─── DATA FOR THE TASK ───
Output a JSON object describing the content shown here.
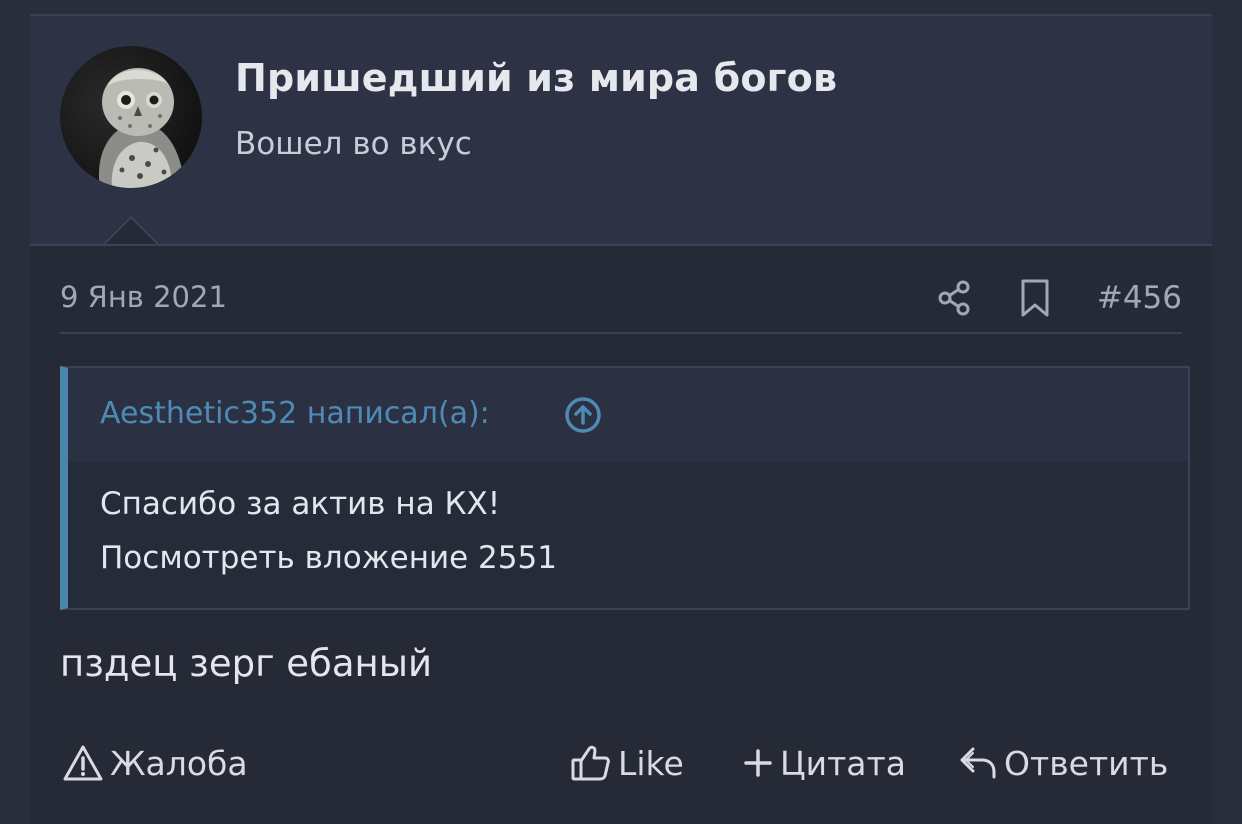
{
  "user": {
    "name": "Пришедший из мира богов",
    "title": "Вошел во вкус"
  },
  "post": {
    "date": "9 Янв 2021",
    "number": "#456",
    "quote": {
      "author": "Aesthetic352 написал(а):",
      "lines": [
        "Спасибо за актив на КХ!",
        "Посмотреть вложение 2551"
      ]
    },
    "message": "пздец зерг ебаный"
  },
  "actions": {
    "report": "Жалоба",
    "like": "Like",
    "quote": "Цитата",
    "reply": "Ответить"
  },
  "icons": [
    "owl-avatar",
    "share-icon",
    "bookmark-icon",
    "arrow-up-circle-icon",
    "warning-icon",
    "thumbs-up-icon",
    "plus-icon",
    "reply-icon"
  ],
  "colors": {
    "accent": "#4e8ab4",
    "background": "#252a36",
    "header": "#2d3345"
  }
}
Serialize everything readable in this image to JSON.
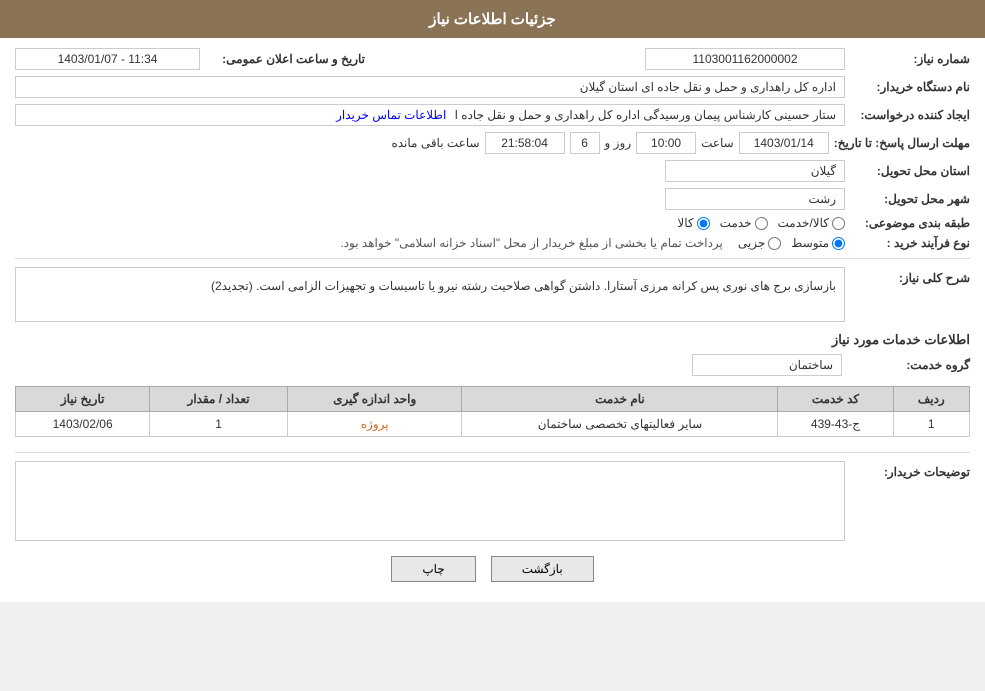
{
  "header": {
    "title": "جزئیات اطلاعات نیاز"
  },
  "fields": {
    "need_number_label": "شماره نیاز:",
    "need_number_value": "1103001162000002",
    "buyer_org_label": "نام دستگاه خریدار:",
    "buyer_org_value": "اداره کل راهداری و حمل و نقل جاده ای استان گیلان",
    "creator_label": "ایجاد کننده درخواست:",
    "creator_value": "ستار حسینی کارشناس پیمان ورسیدگی اداره کل راهداری و حمل و نقل جاده ا‌",
    "creator_link": "اطلاعات تماس خریدار",
    "reply_deadline_label": "مهلت ارسال پاسخ: تا تاریخ:",
    "deadline_date": "1403/01/14",
    "deadline_time_label": "ساعت",
    "deadline_time": "10:00",
    "deadline_day_label": "روز و",
    "deadline_days": "6",
    "deadline_remaining": "21:58:04",
    "deadline_remaining_suffix": "ساعت باقی مانده",
    "province_label": "استان محل تحویل:",
    "province_value": "گیلان",
    "city_label": "شهر محل تحویل:",
    "city_value": "رشت",
    "category_label": "طبقه بندی موضوعی:",
    "category_options": [
      "کالا",
      "خدمت",
      "کالا/خدمت"
    ],
    "category_selected": "کالا",
    "purchase_type_label": "نوع فرآیند خرید :",
    "purchase_type_options": [
      "جزیی",
      "متوسط"
    ],
    "purchase_type_selected": "متوسط",
    "purchase_type_note": "پرداخت تمام یا بخشی از مبلغ خریدار از محل \"اسناد خزانه اسلامی\" خواهد بود.",
    "general_desc_label": "شرح کلی نیاز:",
    "general_desc_value": "بازسازی برج های نوری پس کرانه مرزی آستارا. داشتن گواهی صلاحیت رشته نیرو یا تاسیسات و تجهیزات الزامی است. (تجدید2)",
    "services_section_title": "اطلاعات خدمات مورد نیاز",
    "service_group_label": "گروه خدمت:",
    "service_group_value": "ساختمان",
    "table": {
      "headers": [
        "ردیف",
        "کد خدمت",
        "نام خدمت",
        "واحد اندازه گیری",
        "تعداد / مقدار",
        "تاریخ نیاز"
      ],
      "rows": [
        {
          "row": "1",
          "code": "ج-43-439",
          "name": "سایر فعالیتهای تخصصی ساختمان",
          "unit": "پروژه",
          "quantity": "1",
          "date": "1403/02/06"
        }
      ]
    },
    "buyer_desc_label": "توضیحات خریدار:",
    "buyer_desc_value": "",
    "buttons": {
      "print": "چاپ",
      "back": "بازگشت"
    }
  }
}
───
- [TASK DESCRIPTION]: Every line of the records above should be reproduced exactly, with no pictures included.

- [RESPONSE FOR THIS EXERCISE]:
Output a JSON object describing the content shown here.
{
  "user": {
    "name": "Пришедший из мира богов",
    "title": "Вошел во вкус"
  },
  "post": {
    "date": "9 Янв 2021",
    "number": "#456",
    "quote": {
      "author": "Aesthetic352 написал(а):",
      "lines": [
        "Спасибо за актив на КХ!",
        "Посмотреть вложение 2551"
      ]
    },
    "message": "пздец зерг ебаный"
  },
  "actions": {
    "report": "Жалоба",
    "like": "Like",
    "quote": "Цитата",
    "reply": "Ответить"
  },
  "icons": [
    "owl-avatar",
    "share-icon",
    "bookmark-icon",
    "arrow-up-circle-icon",
    "warning-icon",
    "thumbs-up-icon",
    "plus-icon",
    "reply-icon"
  ],
  "colors": {
    "accent": "#4e8ab4",
    "background": "#252a36",
    "header": "#2d3345"
  }
}
Serialize everything readable in this image to JSON.
{
  "header": {
    "title": "جزئیات اطلاعات نیاز"
  },
  "fields": {
    "need_number_label": "شماره نیاز:",
    "need_number_value": "1103001162000002",
    "buyer_org_label": "نام دستگاه خریدار:",
    "buyer_org_value": "اداره کل راهداری و حمل و نقل جاده ای استان گیلان",
    "creator_label": "ایجاد کننده درخواست:",
    "creator_value": "ستار حسینی کارشناس پیمان ورسیدگی اداره کل راهداری و حمل و نقل جاده ا‌",
    "creator_link": "اطلاعات تماس خریدار",
    "reply_deadline_label": "مهلت ارسال پاسخ: تا تاریخ:",
    "deadline_date": "1403/01/14",
    "deadline_time_label": "ساعت",
    "deadline_time": "10:00",
    "deadline_day_label": "روز و",
    "deadline_days": "6",
    "deadline_remaining": "21:58:04",
    "deadline_remaining_suffix": "ساعت باقی مانده",
    "province_label": "استان محل تحویل:",
    "province_value": "گیلان",
    "city_label": "شهر محل تحویل:",
    "city_value": "رشت",
    "category_label": "طبقه بندی موضوعی:",
    "category_options": [
      "کالا",
      "خدمت",
      "کالا/خدمت"
    ],
    "category_selected": "کالا",
    "purchase_type_label": "نوع فرآیند خرید :",
    "purchase_type_options": [
      "جزیی",
      "متوسط"
    ],
    "purchase_type_selected": "متوسط",
    "purchase_type_note": "پرداخت تمام یا بخشی از مبلغ خریدار از محل \"اسناد خزانه اسلامی\" خواهد بود.",
    "general_desc_label": "شرح کلی نیاز:",
    "general_desc_value": "بازسازی برج های نوری پس کرانه مرزی آستارا. داشتن گواهی صلاحیت رشته نیرو یا تاسیسات و تجهیزات الزامی است. (تجدید2)",
    "services_section_title": "اطلاعات خدمات مورد نیاز",
    "service_group_label": "گروه خدمت:",
    "service_group_value": "ساختمان",
    "table": {
      "headers": [
        "ردیف",
        "کد خدمت",
        "نام خدمت",
        "واحد اندازه گیری",
        "تعداد / مقدار",
        "تاریخ نیاز"
      ],
      "rows": [
        {
          "row": "1",
          "code": "ج-43-439",
          "name": "سایر فعالیتهای تخصصی ساختمان",
          "unit": "پروژه",
          "quantity": "1",
          "date": "1403/02/06"
        }
      ]
    },
    "buyer_desc_label": "توضیحات خریدار:",
    "buyer_desc_value": "",
    "buttons": {
      "print": "چاپ",
      "back": "بازگشت"
    }
  }
}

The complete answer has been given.